Believe it or not, my biggest challenge in my role as Executive Director of Church Outreach and Engagement at Care Net is to de-link pro-life efforts from politics. If I can’t do that, I can’t gain a hearing among those who most need to hear my message about how to offer compassion, hope, help, and discipleship to the abortion-vulnerable. Sadly, with politics in the mix, most seasoned thinkers including many pastors see “pro-life” as code for culture wars, lobbyists, and power plays. Indeed, as I’ve said before, even our twenty-somethings are not impressed with the weird tribal games of our current two-party political system.
As followers of Christ, we must care not only about policy but also our demeanor—how we do what we do. When we excuse incivility, or think it’s less important than policy, we are contributing to a hostile and aggressive culture that will lead, short of God’s mercy, to increased persecution of Christians—including the pro-life cause—once “the other side” gets power.
What’s more, the church isn’t called to get power.
I’ve been grateful for the leadership of Dr. Russell Moore, President of the Ethics and Religious Liberties commission of the SBC. When asked, “Should Christians Boycott?” Moore said:
“In many cases, a boycott exposes us to all of our worst tendencies. Christians are tempted, again and again, to fight like the Devil to please the Lord… We won’t persuade our neighbors by mimicking their angry power-protests. We persuade them by holding fast to the gospel, by explaining our increasingly odd view of marriage, and by serving the world and our neighbors around us, as the Lord does, with a towel and a foot-bucket… We’ve been vindicated by the resurrection of Christ, so we don’t need to be vindicated by the culture. That ought to free us to speak openly about what we believe, but with the gentleness of those that have nothing to prove. Let’s not boycott our neighbors. Let’s not picket or scream or bellow. Let’s offer a cup of cold water in Jesus’ name.”
The late Billy Graham’s favorite author, Phillip Yancy has also written about the arrogance and disrespect among many pro-life Christians:

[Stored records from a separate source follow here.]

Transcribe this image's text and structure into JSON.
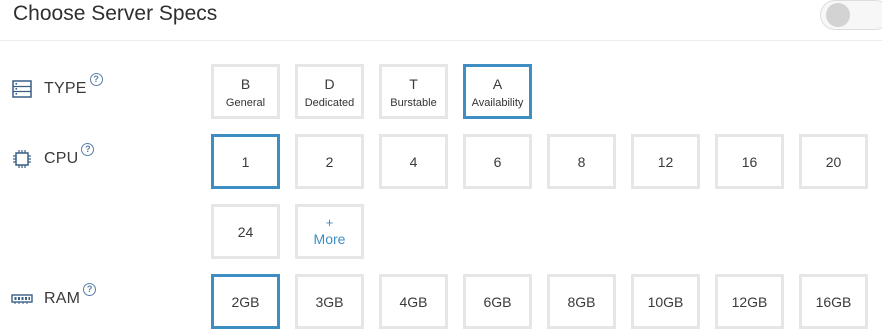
{
  "header": {
    "title": "Choose Server Specs"
  },
  "type_row": {
    "label": "TYPE",
    "help": "?",
    "options": [
      {
        "letter": "B",
        "name": "General"
      },
      {
        "letter": "D",
        "name": "Dedicated"
      },
      {
        "letter": "T",
        "name": "Burstable"
      },
      {
        "letter": "A",
        "name": "Availability"
      }
    ],
    "selected": "A"
  },
  "cpu_row": {
    "label": "CPU",
    "help": "?",
    "options": [
      "1",
      "2",
      "4",
      "6",
      "8",
      "12",
      "16",
      "20",
      "24"
    ],
    "selected": "1",
    "more": {
      "plus": "+",
      "label": "More"
    }
  },
  "ram_row": {
    "label": "RAM",
    "help": "?",
    "options": [
      "2GB",
      "3GB",
      "4GB",
      "6GB",
      "8GB",
      "10GB",
      "12GB",
      "16GB"
    ],
    "selected": "2GB"
  },
  "colors": {
    "accent": "#3e8ec4",
    "border": "#e6e6e6",
    "text": "#333333"
  },
  "icons": {
    "type": "server-icon",
    "cpu": "cpu-chip-icon",
    "ram": "memory-icon",
    "help": "help-circle-icon"
  }
}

“I got a taste of the passionate feelings behind the culture wars when I posted a quote from the late Andy Rooney on my Facebook site. ‘I decided I’m against abortion,’ said Rooney. ‘I think it’s murder. But I have a dilemma in that I much prefer the pro-choice to the pro-life people. I’d much rather eat dinner with a group of the former.’ A mild firestorm erupted as responders posted comments. Some blasted Rooney for being nothing but a TV celebrity with no real credibility. Others defended pro-life volunteers, drawing a contrast between them and the obnoxious other side. One woman wrote, ‘What point are you trying to make here? That you, like Rooney, find the company of those that support the murder of innocents to be more superficially pleasing than the company of those who believe in protecting those babies? How fleshly of you… your post makes me sick.’” 
In short, the responses Yancy received on FB further underscored Andy Rooney’s point! Yancy too had to ask, “Would I want to eat dinner with the flame-throwers who posted comments on my site?” By the way, here is how Yancy replied to his detractors—a reply that’s a recurring theme of his book: “The issue is not whether I agree with someone with whom I profoundly disagree…. Christians are called to use the ‘weapons of grace,’ which means treating even our opponents with love and respect.”
Friends, many of us have forgotten that it’s not just what we believe and do that matters, it’s also the way in which we do what we do. Our manner matters and our manners matter. Incivility distorts the Christian witness and contributes to the ugliest stereotypes of “evangelicals.” If we’re truly following Christ, it doesn’t matter how “the other side” acts or if they hold us to a higher standard than themselves. We are called to a higher standard! And lest we think that the virtue of civility is just a minor, obscure theme in Scripture, please take a fresh look at the verses below:
- “Let your speech always be gracious, seasoned with salt, so that you may know how you ought to answer each person.” ( 4:6, ESV)
- “but in your hearts honor Christ the Lord as holy, always being prepared to make a defense to anyone who asks you for a reason for the hope that is in you; yet do it with gentleness and respect,” (1 Pet. 3:15, ESV)
- “to speak evil of no one, to avoid quarreling, to be gentle, and to show perfect courtesy toward all people.” (Titus 3:2, ESV)
- “A servant of the Lord must not quarrel but must be kind to everyone, be able to teach, and be patient with difficult people. Gently instruct those who oppose the truth. Perhaps God will change those people’s hearts, and they will learn the truth. (2 Tim. 2:24-25, NLT)
In conclusion, Russell Moore gives an excellent definition of civility that also sums up well what we’re called to do: We are to “speak to the outside world with convictional kindness”
Is “convictional kindness” the spirit in which you carry your beliefs? Would others agree?
 18-19, Booklet on the Ethics and Religious Liberty Commission of the Southern Baptist convention www.erlc.com
 Phillip Yancey, Vanishing Grace: What Ever Happened to the Good News? (Grand Rapids: Zondervan, 2014) 26.
 Ibid., 26.
This post was reprinted with permission from carpentertheologian.com